The COVID-19 pandemic has had a disparate impact on people with disabilities. Those who relied on public transportation and other services found themselves increasingly isolated, and people with compromised immune systems still feel going out in public is a risk, especially when it comes to balancing their health with staying gainfully employed, according to Hastings.

“People with disabilities were more likely to lose employment over the pandemic,” he says. “People with disabilities are also more likely to live in congregate settings that have higher rates of transmission of COVID-19, one of the many reasons that the Independent Living movement seeks to deinstitutionalize people with disabilities and support people living in their own homes. 

“Local public health guidance may not be produced in accessible formats for people with disabilities, even though it is required by the ADA. In some ways, such as an increased ability for and recognition of remote work, barriers to employment could be reduced, but without the enforcement or corresponding case law to support remote work as an accommodation, people with disabilities may not fully realize the benefits of the increased flexibility in digital work environments.”

“With COVID specifically, we heard a lot in the news of people with pre-existing conditions, and that in itself is a Person First Language,” adds Cauchi. “Who are these people with pre-existing conditions? Oftentimes they are people with disabilities. During the pandemic, there has been a lot more striving in favor of DEI (diversity, equity and inclusion) talk. And I think that has spurred more conversation related to Persons First Language.”

This article is a part of a year-long series exploring the state of West Michigan’s growing disability community.
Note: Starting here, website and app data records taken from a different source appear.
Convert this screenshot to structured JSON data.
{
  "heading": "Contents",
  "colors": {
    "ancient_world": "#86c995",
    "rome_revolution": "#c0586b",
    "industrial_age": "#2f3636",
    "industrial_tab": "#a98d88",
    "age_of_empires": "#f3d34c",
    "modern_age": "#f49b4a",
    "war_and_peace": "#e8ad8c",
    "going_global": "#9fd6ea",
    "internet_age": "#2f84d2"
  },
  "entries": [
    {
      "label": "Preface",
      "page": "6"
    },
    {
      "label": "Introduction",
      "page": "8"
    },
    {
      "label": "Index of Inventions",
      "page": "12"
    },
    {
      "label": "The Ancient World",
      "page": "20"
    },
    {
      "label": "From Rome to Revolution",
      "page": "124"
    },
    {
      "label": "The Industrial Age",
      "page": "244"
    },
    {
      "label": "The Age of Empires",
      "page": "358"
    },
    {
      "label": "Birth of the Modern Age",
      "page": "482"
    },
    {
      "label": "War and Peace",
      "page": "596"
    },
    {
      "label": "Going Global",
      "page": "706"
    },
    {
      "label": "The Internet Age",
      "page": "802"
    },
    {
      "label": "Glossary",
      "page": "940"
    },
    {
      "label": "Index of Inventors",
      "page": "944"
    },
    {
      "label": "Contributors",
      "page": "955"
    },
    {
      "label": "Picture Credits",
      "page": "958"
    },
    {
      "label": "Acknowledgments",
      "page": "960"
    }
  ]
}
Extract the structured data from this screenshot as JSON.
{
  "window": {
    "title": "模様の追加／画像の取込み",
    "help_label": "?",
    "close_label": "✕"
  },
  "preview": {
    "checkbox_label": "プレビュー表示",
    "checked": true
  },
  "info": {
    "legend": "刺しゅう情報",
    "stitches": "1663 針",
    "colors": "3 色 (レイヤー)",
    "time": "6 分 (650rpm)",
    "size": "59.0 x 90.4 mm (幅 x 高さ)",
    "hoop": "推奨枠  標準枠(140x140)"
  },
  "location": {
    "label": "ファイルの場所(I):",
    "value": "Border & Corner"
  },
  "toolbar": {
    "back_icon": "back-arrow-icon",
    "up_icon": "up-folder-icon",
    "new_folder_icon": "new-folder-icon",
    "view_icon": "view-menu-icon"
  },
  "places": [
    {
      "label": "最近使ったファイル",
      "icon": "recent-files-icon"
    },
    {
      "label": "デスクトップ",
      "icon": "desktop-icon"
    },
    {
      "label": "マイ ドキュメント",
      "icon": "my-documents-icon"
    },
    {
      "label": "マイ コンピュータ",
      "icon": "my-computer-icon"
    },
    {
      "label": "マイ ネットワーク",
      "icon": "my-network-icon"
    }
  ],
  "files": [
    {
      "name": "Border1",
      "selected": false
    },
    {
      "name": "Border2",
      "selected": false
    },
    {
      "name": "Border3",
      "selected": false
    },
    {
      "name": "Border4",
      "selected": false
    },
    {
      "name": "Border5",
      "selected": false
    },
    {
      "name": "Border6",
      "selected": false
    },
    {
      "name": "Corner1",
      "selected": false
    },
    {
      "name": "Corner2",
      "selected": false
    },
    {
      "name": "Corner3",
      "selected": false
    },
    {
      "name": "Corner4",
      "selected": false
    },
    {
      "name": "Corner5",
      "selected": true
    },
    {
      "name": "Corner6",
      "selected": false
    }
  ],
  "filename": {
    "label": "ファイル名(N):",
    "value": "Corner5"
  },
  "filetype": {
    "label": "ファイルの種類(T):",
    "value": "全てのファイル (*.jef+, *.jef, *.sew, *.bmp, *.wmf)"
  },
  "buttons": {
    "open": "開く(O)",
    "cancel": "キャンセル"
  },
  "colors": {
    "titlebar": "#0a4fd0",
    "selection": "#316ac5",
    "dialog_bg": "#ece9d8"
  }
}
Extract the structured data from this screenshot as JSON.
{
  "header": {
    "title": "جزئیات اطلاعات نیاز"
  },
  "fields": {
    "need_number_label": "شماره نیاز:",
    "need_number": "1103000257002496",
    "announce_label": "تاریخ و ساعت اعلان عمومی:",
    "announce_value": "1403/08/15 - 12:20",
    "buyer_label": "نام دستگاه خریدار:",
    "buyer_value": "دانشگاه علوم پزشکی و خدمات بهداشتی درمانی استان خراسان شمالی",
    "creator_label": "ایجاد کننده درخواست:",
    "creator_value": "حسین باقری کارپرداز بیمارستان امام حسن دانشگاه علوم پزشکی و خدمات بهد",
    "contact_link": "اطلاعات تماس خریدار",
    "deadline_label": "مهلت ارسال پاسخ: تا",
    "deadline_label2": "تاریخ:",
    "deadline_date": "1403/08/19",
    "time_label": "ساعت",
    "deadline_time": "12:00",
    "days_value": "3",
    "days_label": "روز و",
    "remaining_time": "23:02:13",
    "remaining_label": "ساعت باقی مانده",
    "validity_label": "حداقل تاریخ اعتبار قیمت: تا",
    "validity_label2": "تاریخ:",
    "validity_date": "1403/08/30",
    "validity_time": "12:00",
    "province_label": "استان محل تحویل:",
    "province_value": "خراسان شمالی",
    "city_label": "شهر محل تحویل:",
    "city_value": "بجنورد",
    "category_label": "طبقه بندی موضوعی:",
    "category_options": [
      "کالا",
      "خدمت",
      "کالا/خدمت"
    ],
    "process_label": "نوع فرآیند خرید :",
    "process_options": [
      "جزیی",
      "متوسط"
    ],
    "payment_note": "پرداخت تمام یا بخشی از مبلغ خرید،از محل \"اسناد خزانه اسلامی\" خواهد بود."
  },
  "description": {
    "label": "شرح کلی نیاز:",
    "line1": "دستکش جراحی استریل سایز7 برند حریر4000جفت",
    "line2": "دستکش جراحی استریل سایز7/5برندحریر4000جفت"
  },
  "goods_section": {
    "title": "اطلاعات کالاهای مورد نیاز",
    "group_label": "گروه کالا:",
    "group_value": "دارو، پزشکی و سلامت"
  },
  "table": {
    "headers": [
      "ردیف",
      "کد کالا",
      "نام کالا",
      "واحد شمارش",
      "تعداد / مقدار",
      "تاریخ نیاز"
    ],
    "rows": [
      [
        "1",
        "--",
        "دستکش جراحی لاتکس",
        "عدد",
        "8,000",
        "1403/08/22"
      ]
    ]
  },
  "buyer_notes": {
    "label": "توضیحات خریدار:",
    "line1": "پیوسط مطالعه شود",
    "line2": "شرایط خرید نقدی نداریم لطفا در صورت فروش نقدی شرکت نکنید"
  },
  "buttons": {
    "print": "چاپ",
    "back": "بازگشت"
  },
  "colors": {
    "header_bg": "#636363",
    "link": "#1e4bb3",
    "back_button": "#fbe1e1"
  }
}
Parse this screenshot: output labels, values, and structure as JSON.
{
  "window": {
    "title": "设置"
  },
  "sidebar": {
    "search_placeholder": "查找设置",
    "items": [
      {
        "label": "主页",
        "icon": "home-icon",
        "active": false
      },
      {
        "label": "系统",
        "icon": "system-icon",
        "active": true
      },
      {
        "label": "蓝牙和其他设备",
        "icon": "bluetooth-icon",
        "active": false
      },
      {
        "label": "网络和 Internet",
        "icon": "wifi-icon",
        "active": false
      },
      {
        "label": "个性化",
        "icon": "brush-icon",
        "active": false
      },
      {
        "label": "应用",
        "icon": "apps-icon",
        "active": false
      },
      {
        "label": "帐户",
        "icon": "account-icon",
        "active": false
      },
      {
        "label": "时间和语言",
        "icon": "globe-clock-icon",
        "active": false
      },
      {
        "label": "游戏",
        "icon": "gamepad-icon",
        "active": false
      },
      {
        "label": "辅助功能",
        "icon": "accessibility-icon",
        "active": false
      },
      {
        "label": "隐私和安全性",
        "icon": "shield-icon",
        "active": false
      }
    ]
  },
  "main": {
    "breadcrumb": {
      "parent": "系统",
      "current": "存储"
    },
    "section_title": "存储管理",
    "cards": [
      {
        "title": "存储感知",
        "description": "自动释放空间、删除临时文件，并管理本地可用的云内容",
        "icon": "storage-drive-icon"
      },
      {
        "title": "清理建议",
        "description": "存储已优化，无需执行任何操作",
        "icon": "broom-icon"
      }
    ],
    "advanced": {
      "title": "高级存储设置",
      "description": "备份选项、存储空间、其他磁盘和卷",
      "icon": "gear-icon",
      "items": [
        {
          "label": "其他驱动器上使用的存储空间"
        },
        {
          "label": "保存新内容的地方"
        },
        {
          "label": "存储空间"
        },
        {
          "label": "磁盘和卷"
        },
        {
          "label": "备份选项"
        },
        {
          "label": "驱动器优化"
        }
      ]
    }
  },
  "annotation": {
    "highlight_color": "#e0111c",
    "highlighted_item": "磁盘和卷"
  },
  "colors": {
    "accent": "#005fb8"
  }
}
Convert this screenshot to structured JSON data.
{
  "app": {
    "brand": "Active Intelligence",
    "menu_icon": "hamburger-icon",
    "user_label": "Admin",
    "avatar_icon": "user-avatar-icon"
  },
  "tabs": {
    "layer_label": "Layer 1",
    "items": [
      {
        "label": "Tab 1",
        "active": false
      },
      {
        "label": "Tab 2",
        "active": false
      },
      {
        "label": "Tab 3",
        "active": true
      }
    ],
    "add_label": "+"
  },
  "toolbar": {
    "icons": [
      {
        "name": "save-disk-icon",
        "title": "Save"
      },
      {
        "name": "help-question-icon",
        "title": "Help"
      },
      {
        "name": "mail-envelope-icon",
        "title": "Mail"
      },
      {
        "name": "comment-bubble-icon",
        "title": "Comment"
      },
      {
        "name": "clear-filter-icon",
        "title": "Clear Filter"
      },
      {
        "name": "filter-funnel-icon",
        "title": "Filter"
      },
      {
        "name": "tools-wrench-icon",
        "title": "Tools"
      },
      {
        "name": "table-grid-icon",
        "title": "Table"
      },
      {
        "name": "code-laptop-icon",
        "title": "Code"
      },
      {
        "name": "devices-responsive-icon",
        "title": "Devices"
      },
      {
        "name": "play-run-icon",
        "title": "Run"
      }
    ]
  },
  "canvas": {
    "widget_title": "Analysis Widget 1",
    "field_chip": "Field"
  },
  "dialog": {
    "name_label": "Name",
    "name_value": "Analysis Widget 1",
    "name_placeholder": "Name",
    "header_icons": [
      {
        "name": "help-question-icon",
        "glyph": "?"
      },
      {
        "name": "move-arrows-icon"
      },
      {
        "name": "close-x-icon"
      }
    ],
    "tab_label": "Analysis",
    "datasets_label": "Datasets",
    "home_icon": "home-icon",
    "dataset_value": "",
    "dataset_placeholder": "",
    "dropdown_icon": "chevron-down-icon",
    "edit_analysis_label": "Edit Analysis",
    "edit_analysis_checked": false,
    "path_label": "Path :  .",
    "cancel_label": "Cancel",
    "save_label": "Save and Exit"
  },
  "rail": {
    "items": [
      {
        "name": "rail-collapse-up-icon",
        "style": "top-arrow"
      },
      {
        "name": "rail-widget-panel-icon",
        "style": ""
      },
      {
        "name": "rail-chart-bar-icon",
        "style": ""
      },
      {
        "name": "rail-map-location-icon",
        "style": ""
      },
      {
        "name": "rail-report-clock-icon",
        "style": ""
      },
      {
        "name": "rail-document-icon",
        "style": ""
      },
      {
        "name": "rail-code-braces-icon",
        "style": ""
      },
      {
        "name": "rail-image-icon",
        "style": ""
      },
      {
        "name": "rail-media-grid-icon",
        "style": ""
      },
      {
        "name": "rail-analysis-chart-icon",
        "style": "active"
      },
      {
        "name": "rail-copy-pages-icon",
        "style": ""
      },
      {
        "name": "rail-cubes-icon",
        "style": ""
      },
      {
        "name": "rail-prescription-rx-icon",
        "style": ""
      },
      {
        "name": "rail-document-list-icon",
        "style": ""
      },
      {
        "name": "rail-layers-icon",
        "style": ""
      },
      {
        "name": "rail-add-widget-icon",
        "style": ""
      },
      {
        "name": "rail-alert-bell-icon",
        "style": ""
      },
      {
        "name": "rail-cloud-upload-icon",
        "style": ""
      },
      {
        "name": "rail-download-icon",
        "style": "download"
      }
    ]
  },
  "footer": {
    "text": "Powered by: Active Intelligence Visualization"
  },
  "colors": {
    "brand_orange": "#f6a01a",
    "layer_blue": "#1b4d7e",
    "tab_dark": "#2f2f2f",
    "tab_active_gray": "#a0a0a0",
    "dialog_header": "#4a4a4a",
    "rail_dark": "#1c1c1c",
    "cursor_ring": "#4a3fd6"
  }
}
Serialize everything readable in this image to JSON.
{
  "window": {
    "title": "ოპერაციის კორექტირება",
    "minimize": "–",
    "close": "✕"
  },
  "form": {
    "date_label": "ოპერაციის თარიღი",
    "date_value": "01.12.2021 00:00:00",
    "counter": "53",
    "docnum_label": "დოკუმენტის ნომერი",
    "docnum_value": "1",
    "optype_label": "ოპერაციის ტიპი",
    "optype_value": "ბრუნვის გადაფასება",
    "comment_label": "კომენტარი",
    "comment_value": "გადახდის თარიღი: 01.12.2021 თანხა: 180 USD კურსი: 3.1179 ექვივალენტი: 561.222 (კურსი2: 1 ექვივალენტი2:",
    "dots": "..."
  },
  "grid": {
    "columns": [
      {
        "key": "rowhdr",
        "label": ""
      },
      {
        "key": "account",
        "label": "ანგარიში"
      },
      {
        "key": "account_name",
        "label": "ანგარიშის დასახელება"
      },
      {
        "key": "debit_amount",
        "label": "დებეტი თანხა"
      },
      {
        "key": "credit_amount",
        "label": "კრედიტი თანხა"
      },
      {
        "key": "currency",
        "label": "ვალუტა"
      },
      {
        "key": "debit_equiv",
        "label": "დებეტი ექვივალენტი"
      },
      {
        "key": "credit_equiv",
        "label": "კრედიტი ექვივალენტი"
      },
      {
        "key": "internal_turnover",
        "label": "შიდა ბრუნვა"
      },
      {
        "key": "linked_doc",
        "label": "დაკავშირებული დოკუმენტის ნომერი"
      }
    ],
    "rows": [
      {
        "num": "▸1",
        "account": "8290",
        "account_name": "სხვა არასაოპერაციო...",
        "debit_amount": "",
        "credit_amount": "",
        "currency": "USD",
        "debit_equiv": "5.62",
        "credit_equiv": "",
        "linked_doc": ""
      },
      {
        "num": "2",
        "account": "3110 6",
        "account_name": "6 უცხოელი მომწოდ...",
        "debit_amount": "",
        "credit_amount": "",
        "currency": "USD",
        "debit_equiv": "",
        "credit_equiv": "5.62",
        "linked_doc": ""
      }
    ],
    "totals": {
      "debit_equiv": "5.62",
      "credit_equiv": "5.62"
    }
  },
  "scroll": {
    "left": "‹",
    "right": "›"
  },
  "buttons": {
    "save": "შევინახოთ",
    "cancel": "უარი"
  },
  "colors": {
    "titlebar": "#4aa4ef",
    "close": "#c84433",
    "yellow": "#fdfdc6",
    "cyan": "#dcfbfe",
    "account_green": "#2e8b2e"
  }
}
The series is made possible through a partnership with Centers for Independent Living organizations across West Michigan.